IGI turned 22 last week. The day absolutely poured with rain, but it was beautiful and perfect. I spent it with my best friend (who made me choc-chip pancakes for breakfast). I ate sushi for dinner. I bought a yellow skirt with little blue and white houses on it. I spent the day in my favourite city in world.

I find it difficult sometimes to believe that I really live here, that I’m studying my Master’s in Literature and Writing, that I’m getting paid for writing work, that I’m an English teacher to tiny cuties, that I’m healthy, and optimistic and full of so much happiness. I am so lucky, and feel such overwhelming gratitude to the people in my life who have supported me and to myself for working my butt off to be here.

Here is the week of my twenty-second birthday.
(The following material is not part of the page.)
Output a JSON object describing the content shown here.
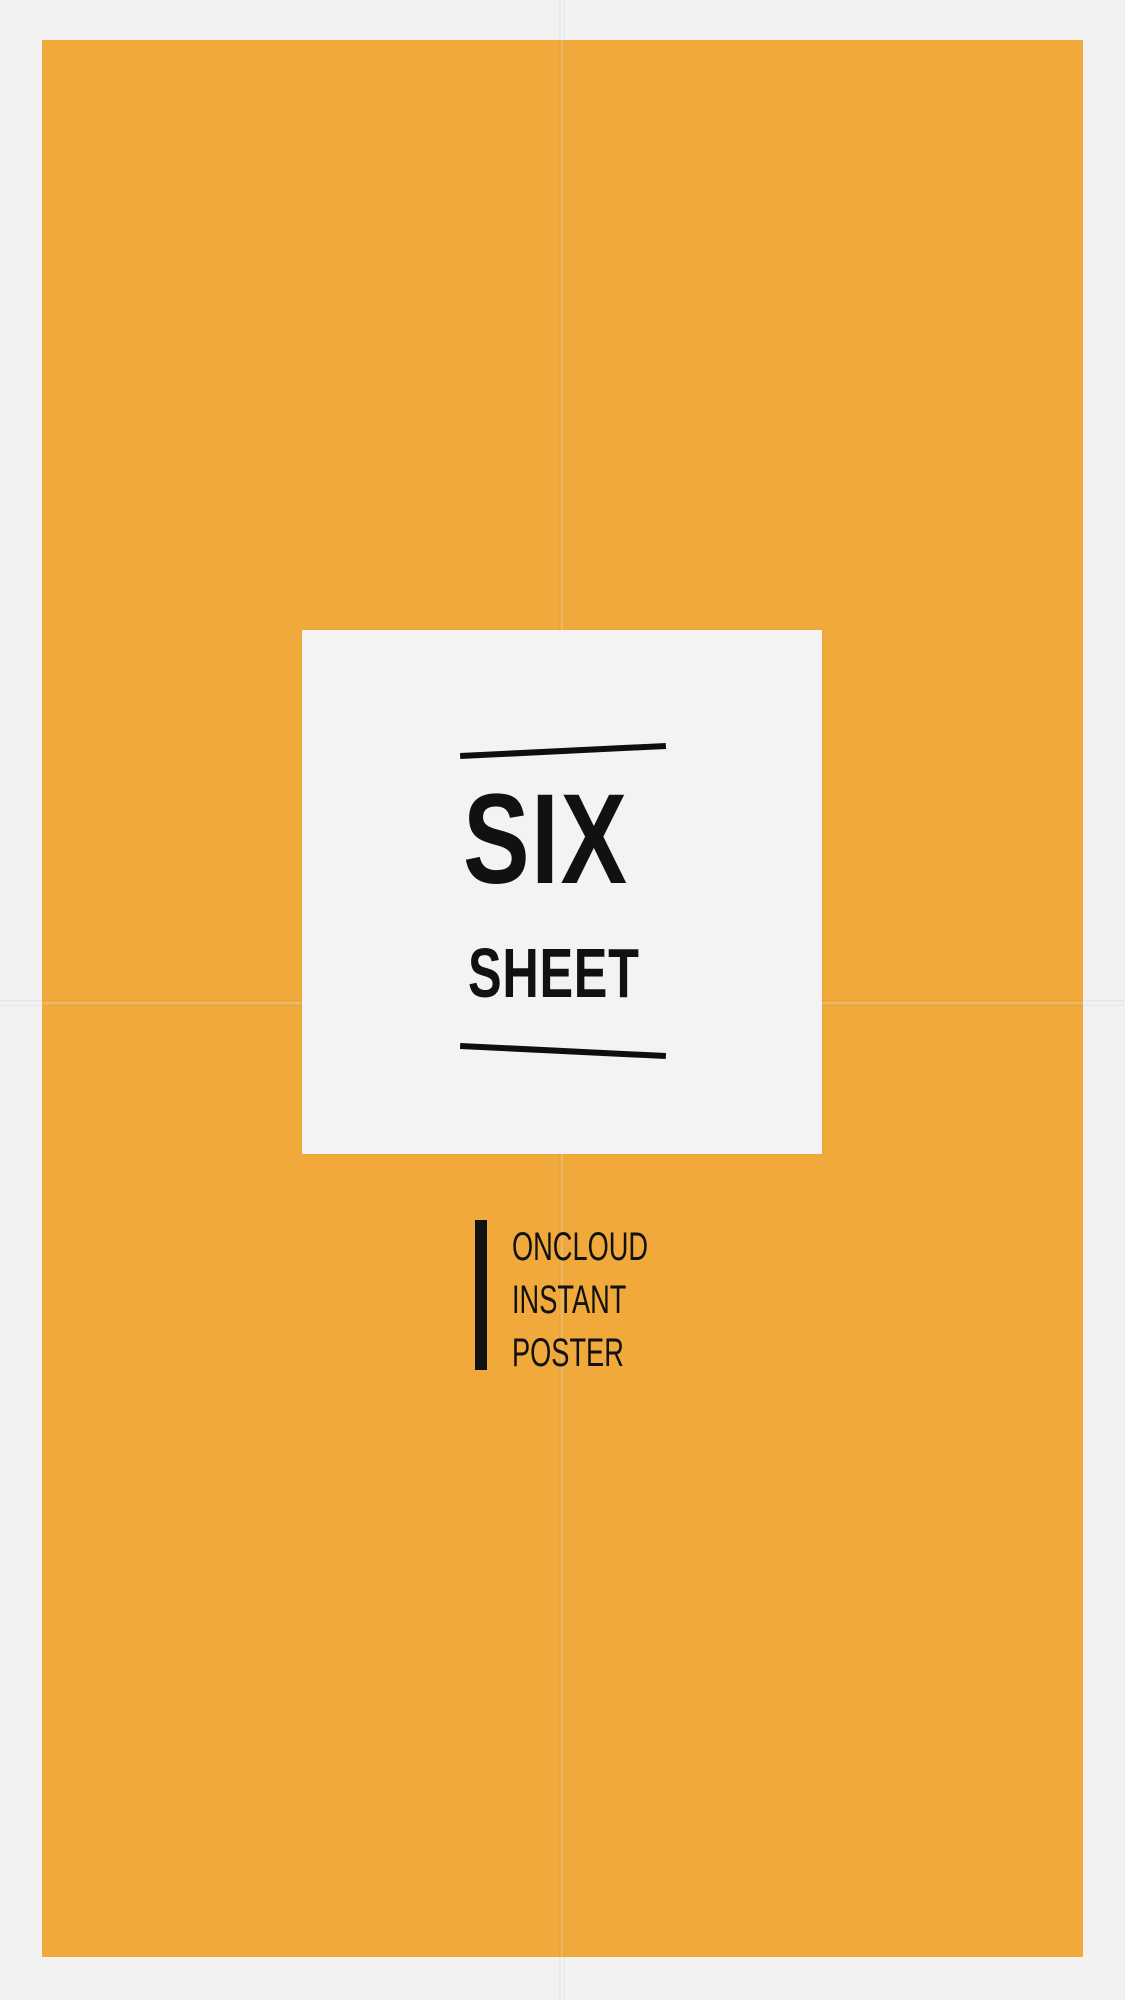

This video took an entire week on its own to edit. I worked on it every day, in between teaching shifts, and I’m exhausted but I’m so proud of it. I hope you like it too ~